Instituto Universitario de Biología Molecular

Tau function and dysfunctions in Alzheimer disease

  • Félix Hernández Pérez. Profesor Titular. Departamento de Biología Molecular. UAM.

(Co-PI with Dr. Jesús Avila, CSIC-CBMSO)

  • Vega García-Escudero. Profesora Contratada Doctora Interina. Departamento de Anatomía, Histología y Neurociencias. UAM.


Tau is mainly a neuronal protein that could be involved in several cellular functions in addition of being a microtubule associated protein. At the present, we are analyzing those functions and we continue with the study of the possible role of tau in Alzheimer disease (AD) and other tauopathies. During 2021-2022, we have tested: a) the presence of tau in non-neuronal cells, b) the presence of new tau isoform and c) we have started to look for a possible specific role of tau in neuronal aging, since aging is the main risk factor for Alzheimer disease.

About the presence of tau in non-neuronal cells, we have found that tau could be present in microglia cells, being that presence the consequence of the endocytosis of extracellular (neuronal) tau into microglia cells. Also, we have found that the effect of tau in microglia cells results in the activation of p38 kinase that could be toxic for the cell. In that way, inhibition of p38 kinase decreases tau toxicity in microglia cells and improves microglia phagocytic function. Additionally, tau expression was found in kidney cells playing, this kidney tau, a role in podocyte architecture.

A new tau isoform raised by intron 12 retention has been described. This new tau isoform contains an extra 16aa peptide, only present in humans, with two tryptophan residues and we named it as W-Tau isoform. Looking at W-Tau isoform, we have found that it has a low capacity for self-aggregation, unlike of the previously known human tau isoforms. Also, W-Tau isoform could prevent the aggregation of the other tau isoforms. In vitro experiments, using the 16aa peptide, specific for W-Tau, have indicated that such peptide could prevent not only tau self-assembly but also beta amyloid peptide aggregation.

During this period, we have studied aging at the dentate gyrus (DG) and hippocampal region of old mice, since DG is one of the regions that are earlier affected in AD. Previously, we described, in vivo, that aging features in DG from old mice could be ameliorated expressing the so-called Yamanaka Factors (YF). Now, we are looking for more simple factors that could replace the action of YF and starting to look for a specific tau function in neuronal aging.

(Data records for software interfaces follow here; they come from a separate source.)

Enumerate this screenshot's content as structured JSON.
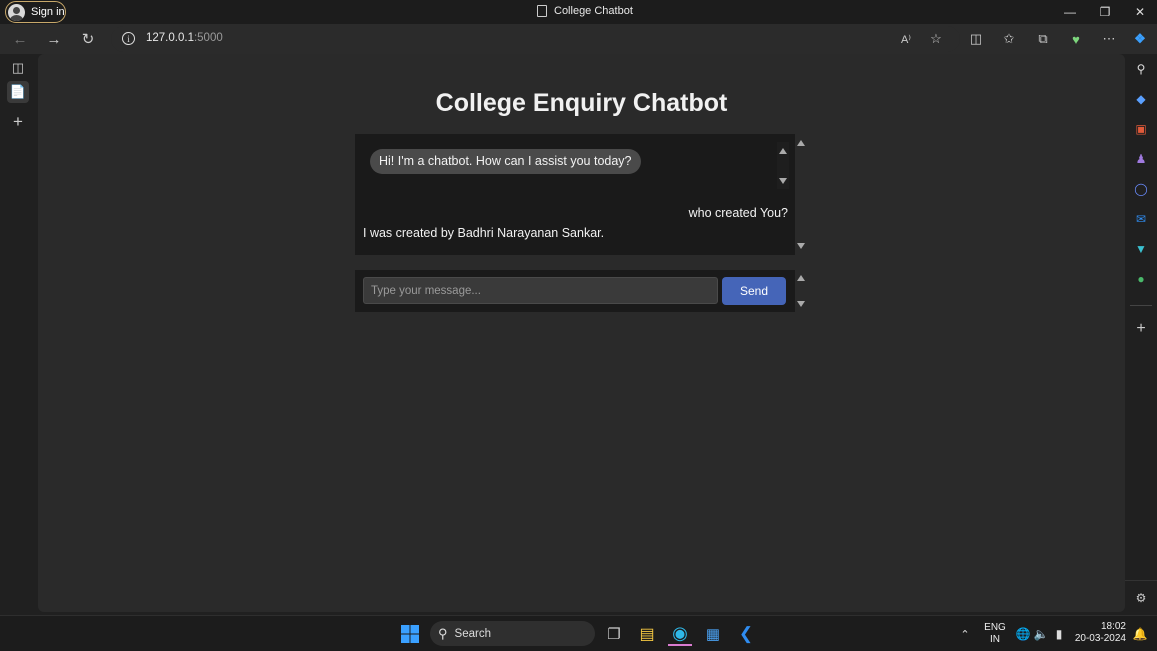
{
  "browser": {
    "signin_label": "Sign in",
    "tab_title": "College Chatbot",
    "url_host": "127.0.0.1",
    "url_port": ":5000"
  },
  "page": {
    "title": "College Enquiry Chatbot",
    "messages": [
      {
        "from": "bot",
        "text": "Hi! I'm a chatbot. How can I assist you today?"
      },
      {
        "from": "user",
        "text": "who created You?"
      },
      {
        "from": "bot",
        "text": "I was created by Badhri Narayanan Sankar."
      }
    ],
    "input_placeholder": "Type your message...",
    "send_label": "Send"
  },
  "taskbar": {
    "search_label": "Search",
    "lang_top": "ENG",
    "lang_bottom": "IN",
    "time": "18:02",
    "date": "20-03-2024"
  },
  "colors": {
    "accent_send": "#4565b8",
    "page_bg": "#2a2a2a",
    "chat_bg": "#1a1a1a"
  }
}
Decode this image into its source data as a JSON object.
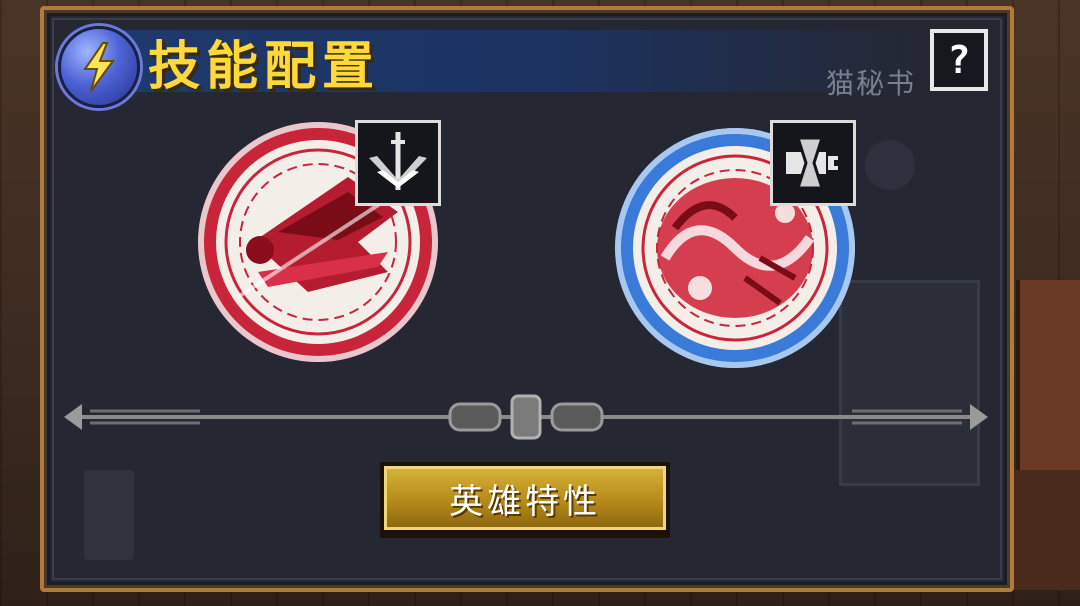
{
  "header": {
    "title": "技能配置",
    "help_label": "?",
    "npc_label": "猫秘书"
  },
  "skills": [
    {
      "slot": 1,
      "ring_color": "#c8243a",
      "type_icon": "sword-fan-icon"
    },
    {
      "slot": 2,
      "ring_color": "#3a7ad8",
      "type_icon": "hourglass-cannon-icon"
    }
  ],
  "actions": {
    "hero_traits_label": "英雄特性"
  },
  "colors": {
    "panel_bg": "#252833",
    "panel_border": "#b37a3c",
    "title_color": "#ffd83a",
    "button_gold": "#c9a02a"
  }
}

Finally, our group has done several collaborations, located inside and outside of the CBMSO, in aspects related to Alzheimer disease and other neurodegenerative disorders like aging.